When the pieces were finished, we would come back and do an extra quality check on them (generally the factory has someone in-house to do this as well). We would ask the factory to fix anything that we thought would likely catch the eye of a buyer, who often looked for excuses to return items if they didn't sell. Then we would have the factory polybag the pieces and we would ship them to the stores, hopefully by the delivery date. Let's just say that I memorized both the US and International numbers for UPS. The worst part was when they would lose a package that we had made an effort to get out in a timely manner.

Because the company was small, I soon found myself handling other responsibilities as well. At the time, the company had inked a deal with a distribution company called Bluebell, and I ended up taking a trip to Tokyo to present the Fall collection to them. I also helped Shirley in working with Bonnie, our point person at PR Consulting, with press responsibilities, which in one case included dropping off a motorcycle jacket at Rosario Dawson's apartment. Eventually I was put in charge of hiring and managing interns, whose resumes came into the general mailbox daily.

Working at the company was very exciting and I learned a lot quickly. However, after two seasons I became disillusioned with my job. Unlike some other people, it wasn't enough for me to simply be working at one of the hottest companies in New York. I knew in my heart that what I really wanted to do was design, and for my own label. Despite the advice of my close friends and family to the contrary, I decided I needed to quit and go back to school for fashion.

I had always wanted to live for a time in Paris, and I remembered the Chambre Syndicale that my fellow intern at Dior, Karin, had attended. I looked up courses there and found that they had a Formation Continue, courses designed for people who had worked in the industry, since I didn't really want to pursue another full "degree." Because I didn't have the support of my parents (initially), and I was broke, I set up a summer job in Korea tutoring SATs (my expertise) and doing college admissions consulting through a friend to make enough money to pay for a few months of classes in Paris. I had originally planned to take a vacation in May, and instead made that the day I would quit. Shirley hired two different interns to replace me and I spent a couple of weeks helping them get settled in their new posts. After a brief vacation to the UK and Ireland (including my first trip to Scotland!), I was off to Korea.

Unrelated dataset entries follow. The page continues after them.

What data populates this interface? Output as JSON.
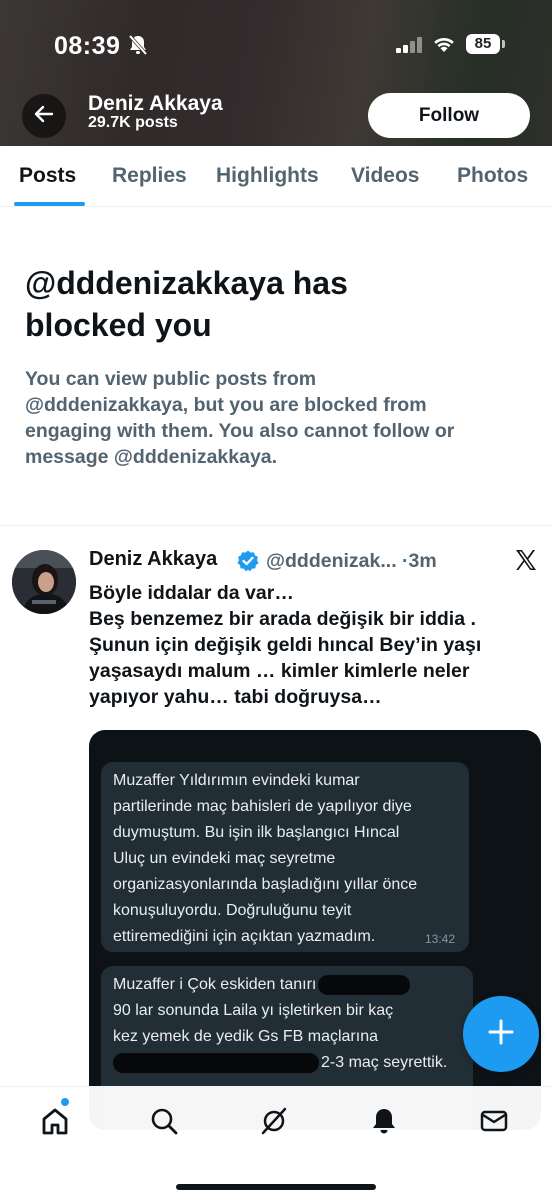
{
  "status_bar": {
    "time": "08:39",
    "battery": "85"
  },
  "profile_header": {
    "name": "Deniz Akkaya",
    "post_count": "29.7K posts",
    "follow_label": "Follow"
  },
  "tabs": [
    {
      "label": "Posts",
      "active": true
    },
    {
      "label": "Replies",
      "active": false
    },
    {
      "label": "Highlights",
      "active": false
    },
    {
      "label": "Videos",
      "active": false
    },
    {
      "label": "Photos",
      "active": false
    }
  ],
  "blocked": {
    "title_lines": [
      "@dddenizakkaya has",
      "blocked you"
    ],
    "message_lines": [
      "You can view public posts from",
      "@dddenizakkaya, but you are blocked from",
      "engaging with them. You also cannot follow or",
      "message @dddenizakkaya."
    ]
  },
  "post": {
    "author_name": "Deniz Akkaya",
    "handle_time": "@dddenizak... ·3m",
    "lines": [
      "Böyle iddalar da var…",
      "Beş benzemez bir arada değişik bir iddia .",
      "Şunun için değişik geldi hıncal Bey’in yaşı",
      "yaşasaydı malum … kimler kimlerle neler",
      "yapıyor yahu… tabi doğruysa…"
    ],
    "media": {
      "message1": {
        "lines": [
          "Muzaffer Yıldırımın evindeki kumar",
          "partilerinde maç bahisleri de yapılıyor diye",
          "duymuştum. Bu işin ilk başlangıcı Hıncal",
          "Uluç un evindeki maç seyretme",
          "organizasyonlarında başladığını yıllar önce",
          "konuşuluyordu. Doğruluğunu teyit",
          "ettiremediğini için açıktan yazmadım."
        ],
        "time": "13:42"
      },
      "message2": {
        "line1": "Muzaffer i Çok eskiden tanırı",
        "line2": "90 lar sonunda Laila yı işletirken bir kaç",
        "line3": "kez yemek de yedik Gs FB  maçlarına",
        "line4": "2-3 maç seyrettik."
      }
    }
  },
  "colors": {
    "accent": "#1d9bf0",
    "text_primary": "#0f1419",
    "text_secondary": "#536471"
  },
  "icons": [
    "back-arrow-icon",
    "bell-slash-icon",
    "signal-icon",
    "wifi-icon",
    "verified-badge-icon",
    "x-logo-icon",
    "compose-plus-icon",
    "home-icon",
    "search-icon",
    "grok-icon",
    "notifications-bell-icon",
    "messages-envelope-icon"
  ]
}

Wednesday, October 1, 2008

Episode 12

Watch it here:

New items in the shop -- 25% off with discount code: FALL25OFF

Dear Nicolas,

I wish I could afford your clothes.